App and web page records:
*** Block opens ***

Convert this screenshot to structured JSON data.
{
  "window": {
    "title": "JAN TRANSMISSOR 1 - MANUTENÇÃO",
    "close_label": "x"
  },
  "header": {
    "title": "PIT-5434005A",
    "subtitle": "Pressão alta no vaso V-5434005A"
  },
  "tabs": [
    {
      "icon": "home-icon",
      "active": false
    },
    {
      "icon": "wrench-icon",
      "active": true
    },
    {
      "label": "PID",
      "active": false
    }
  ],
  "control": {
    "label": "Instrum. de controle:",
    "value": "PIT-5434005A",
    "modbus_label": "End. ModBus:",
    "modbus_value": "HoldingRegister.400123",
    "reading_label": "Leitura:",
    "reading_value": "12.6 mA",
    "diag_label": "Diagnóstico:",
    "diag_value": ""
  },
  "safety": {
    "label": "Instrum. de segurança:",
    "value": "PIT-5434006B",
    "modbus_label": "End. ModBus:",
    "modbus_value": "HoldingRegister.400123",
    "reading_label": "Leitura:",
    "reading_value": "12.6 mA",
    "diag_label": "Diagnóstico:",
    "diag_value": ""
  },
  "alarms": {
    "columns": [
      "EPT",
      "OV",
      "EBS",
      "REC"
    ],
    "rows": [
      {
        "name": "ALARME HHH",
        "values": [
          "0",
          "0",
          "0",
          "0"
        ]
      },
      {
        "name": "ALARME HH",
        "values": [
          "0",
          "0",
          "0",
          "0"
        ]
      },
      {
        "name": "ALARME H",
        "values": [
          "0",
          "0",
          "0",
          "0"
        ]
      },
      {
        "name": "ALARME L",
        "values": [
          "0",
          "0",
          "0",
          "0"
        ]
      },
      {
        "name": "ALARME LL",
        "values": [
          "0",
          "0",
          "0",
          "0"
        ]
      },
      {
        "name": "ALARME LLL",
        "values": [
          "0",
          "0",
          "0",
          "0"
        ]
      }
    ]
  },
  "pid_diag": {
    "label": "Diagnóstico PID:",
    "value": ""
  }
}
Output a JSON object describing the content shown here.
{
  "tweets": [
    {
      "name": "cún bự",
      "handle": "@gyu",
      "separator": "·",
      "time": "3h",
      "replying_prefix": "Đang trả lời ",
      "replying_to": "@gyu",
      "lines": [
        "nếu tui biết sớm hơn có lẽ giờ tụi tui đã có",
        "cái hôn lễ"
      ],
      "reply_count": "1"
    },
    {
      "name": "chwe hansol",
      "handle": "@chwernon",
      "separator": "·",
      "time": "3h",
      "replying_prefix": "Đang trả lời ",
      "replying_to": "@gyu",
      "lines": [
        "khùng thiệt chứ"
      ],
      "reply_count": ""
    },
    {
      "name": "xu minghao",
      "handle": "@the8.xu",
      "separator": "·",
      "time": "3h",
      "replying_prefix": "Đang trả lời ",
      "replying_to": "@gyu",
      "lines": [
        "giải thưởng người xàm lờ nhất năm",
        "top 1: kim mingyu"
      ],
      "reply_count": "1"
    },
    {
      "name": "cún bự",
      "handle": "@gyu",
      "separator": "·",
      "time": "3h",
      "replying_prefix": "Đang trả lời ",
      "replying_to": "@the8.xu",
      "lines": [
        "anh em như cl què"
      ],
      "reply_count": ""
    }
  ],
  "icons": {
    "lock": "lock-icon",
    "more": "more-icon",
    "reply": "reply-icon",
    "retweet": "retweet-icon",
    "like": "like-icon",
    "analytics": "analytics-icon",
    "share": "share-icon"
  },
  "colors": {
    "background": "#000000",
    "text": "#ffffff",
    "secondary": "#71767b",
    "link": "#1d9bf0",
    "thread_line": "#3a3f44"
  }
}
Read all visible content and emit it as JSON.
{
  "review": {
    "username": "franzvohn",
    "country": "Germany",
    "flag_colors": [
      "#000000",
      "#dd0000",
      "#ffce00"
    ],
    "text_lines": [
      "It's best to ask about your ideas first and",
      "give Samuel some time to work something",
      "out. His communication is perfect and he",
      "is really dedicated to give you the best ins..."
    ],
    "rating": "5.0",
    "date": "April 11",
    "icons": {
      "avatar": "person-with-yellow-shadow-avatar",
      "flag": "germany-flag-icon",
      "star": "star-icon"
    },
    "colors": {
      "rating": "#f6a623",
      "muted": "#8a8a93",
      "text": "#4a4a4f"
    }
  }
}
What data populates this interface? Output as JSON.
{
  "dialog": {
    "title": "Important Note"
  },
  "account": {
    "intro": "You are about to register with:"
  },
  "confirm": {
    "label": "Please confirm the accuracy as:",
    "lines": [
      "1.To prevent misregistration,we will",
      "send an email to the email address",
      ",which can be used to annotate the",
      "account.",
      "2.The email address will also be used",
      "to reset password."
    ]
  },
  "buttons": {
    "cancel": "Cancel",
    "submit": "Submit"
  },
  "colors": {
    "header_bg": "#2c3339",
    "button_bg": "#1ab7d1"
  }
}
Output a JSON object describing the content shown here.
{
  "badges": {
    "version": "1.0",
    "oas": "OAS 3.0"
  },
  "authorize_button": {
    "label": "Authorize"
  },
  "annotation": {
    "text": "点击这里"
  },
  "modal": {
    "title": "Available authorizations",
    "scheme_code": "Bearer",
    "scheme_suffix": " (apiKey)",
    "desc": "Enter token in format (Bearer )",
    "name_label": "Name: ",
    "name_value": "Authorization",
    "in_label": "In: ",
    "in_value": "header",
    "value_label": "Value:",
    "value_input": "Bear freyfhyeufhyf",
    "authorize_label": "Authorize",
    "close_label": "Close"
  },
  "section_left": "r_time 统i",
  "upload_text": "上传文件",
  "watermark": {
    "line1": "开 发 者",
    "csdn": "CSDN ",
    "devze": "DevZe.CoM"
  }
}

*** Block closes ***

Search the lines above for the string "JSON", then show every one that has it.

Convert this screenshot to structured JSON data.
Output a JSON object describing the content shown here.
Read all visible content and emit it as JSON.
What data populates this interface? Output as JSON.
Output a JSON object describing the content shown here.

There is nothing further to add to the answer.